● **WHAT IS EXPECTED**: In the listing below, find every line with the string "skeleton" and pull it out.

● **DATASET ENTRIES**:
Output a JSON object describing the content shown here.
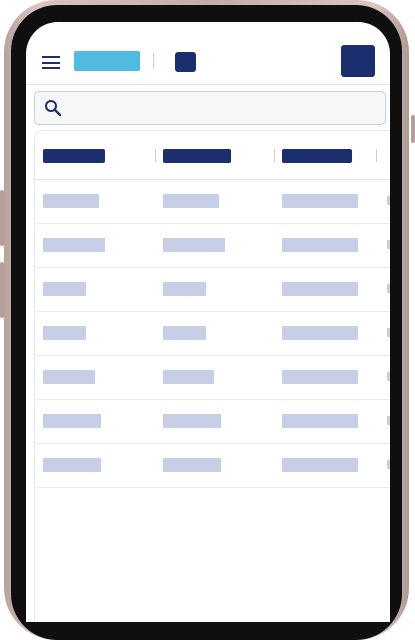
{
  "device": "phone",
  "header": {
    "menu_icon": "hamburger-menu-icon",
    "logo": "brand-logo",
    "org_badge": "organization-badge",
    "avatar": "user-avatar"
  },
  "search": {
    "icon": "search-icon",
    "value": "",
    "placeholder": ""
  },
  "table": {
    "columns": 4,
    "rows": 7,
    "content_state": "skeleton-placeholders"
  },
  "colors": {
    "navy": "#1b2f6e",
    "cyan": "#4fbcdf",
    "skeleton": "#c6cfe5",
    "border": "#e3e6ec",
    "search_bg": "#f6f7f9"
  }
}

● **THE ANSWER**:
    "content_state": "skeleton-placeholders"
    "skeleton": "#c6cfe5",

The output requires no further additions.